The historian on how Socrates would have solved Greece's problems
Art of the state: Pyongyang propaganda posters to be exhibited in China

Art of the state

Pyongyang propaganda posters to be exhibited in China
Mildreds and Vanilla Black have given vegetarian food a makeover in new cookbooks

Vegetarian food gets a makeover

Long-time vegetarian Holly Williams tries to recreate some of the inventive recipes in Mildreds and Vanilla Black's new cookbooks
The haunting of Shirley Jackson: Was the gothic author's life really as bleak as her fiction?

The haunting of Shirley Jackson

Was the gothic author's life really as bleak as her fiction?
Bill Granger recipes: Heading off on holiday? Try out our chef's seaside-inspired dishes...

Bill Granger's seaside-inspired recipes

These dishes are so easy to make, our chef is almost embarrassed to call them recipes
Ashes 2015: Tourists are limp, leaderless and distinctly UnAustralian

Tourists are limp, leaderless and distinctly UnAustralian

A woefully out-of-form Michael Clarke embodies his team's fragile Ashes campaign, says Michael Calvin
Blairites be warned, this could be the moment Labour turns into Syriza

Andrew Grice: Inside Westminster

Blairites be warned, this could be the moment Labour turns into Syriza
HMS Victory: The mystery of Britain's worst naval disaster is finally solved - 271 years later

The mystery of Britain's worst naval disaster is finally solved - 271 years later

Exclusive: David Keys reveals the research that finally explains why HMS Victory went down with the loss of 1,100 lives
Survivors of the Nagasaki atomic bomb attack: Japan must not abandon its post-war pacifism

'I saw people so injured you couldn't tell if they were dead or alive'

Nagasaki survivors on why Japan must not abandon its post-war pacifism
Jon Stewart: The voice of Democrats who felt Obama had failed to deliver on his 'Yes We Can' slogan, and the voter he tried hardest to keep onside

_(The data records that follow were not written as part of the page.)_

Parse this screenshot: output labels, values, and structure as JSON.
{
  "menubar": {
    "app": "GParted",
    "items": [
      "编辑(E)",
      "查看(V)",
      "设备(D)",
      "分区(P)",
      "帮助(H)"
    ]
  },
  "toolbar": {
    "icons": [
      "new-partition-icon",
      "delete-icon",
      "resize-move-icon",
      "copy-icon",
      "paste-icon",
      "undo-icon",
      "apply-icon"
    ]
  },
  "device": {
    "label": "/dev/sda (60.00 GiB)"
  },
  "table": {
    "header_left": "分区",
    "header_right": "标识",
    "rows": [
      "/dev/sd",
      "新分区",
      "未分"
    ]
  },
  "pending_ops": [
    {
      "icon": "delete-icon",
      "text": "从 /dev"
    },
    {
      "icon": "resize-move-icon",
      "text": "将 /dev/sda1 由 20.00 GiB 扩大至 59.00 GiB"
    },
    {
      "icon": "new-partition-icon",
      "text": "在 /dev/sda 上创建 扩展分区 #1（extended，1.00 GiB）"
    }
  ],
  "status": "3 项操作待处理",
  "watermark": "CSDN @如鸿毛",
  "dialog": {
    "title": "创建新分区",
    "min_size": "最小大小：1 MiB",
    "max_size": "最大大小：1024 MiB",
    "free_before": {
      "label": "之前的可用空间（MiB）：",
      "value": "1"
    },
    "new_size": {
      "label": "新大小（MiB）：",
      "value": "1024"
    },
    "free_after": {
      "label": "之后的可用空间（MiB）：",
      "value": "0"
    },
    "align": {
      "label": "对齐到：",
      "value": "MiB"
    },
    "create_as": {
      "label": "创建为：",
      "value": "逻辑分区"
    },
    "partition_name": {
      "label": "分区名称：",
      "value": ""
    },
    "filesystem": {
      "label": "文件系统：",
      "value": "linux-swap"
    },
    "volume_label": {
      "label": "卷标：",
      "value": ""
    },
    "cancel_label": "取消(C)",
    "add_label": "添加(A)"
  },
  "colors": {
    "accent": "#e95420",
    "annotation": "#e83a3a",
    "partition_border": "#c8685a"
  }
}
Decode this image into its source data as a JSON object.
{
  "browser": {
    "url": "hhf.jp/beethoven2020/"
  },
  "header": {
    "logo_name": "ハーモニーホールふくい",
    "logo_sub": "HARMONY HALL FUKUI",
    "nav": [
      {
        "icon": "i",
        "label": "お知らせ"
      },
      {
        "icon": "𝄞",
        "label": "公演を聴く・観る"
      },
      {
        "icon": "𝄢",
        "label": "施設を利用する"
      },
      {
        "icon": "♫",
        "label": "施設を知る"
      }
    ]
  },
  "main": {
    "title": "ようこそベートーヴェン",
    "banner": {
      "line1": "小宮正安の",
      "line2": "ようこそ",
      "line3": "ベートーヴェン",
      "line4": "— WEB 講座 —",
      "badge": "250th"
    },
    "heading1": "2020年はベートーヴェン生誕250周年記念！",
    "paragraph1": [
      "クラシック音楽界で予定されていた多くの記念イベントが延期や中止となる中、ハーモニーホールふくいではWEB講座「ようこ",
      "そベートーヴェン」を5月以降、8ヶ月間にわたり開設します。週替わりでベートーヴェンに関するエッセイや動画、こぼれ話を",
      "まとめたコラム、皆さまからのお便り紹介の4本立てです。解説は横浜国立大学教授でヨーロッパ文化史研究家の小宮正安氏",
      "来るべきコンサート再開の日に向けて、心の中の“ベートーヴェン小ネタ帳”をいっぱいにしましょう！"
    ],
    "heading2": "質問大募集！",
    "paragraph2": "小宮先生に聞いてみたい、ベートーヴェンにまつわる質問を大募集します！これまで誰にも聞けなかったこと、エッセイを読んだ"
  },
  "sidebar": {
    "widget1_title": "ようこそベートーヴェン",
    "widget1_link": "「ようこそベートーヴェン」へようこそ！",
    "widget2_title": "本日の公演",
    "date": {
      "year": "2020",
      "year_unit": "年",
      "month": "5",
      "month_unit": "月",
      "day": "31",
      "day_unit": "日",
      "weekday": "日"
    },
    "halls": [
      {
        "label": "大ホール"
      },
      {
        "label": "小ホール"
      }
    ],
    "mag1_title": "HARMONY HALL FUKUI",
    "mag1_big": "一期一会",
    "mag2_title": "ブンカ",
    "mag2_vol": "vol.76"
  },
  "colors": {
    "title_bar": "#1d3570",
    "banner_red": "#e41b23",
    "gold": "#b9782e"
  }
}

The voter Obama tried hardest to keep onside

Outgoing The Daily Show host, Jon Stewart, became the voice of Democrats who felt the President had failed to deliver on his ‘Yes We Can’ slogan. Tim Walker charts the ups and downs of their 10-year relationship on screen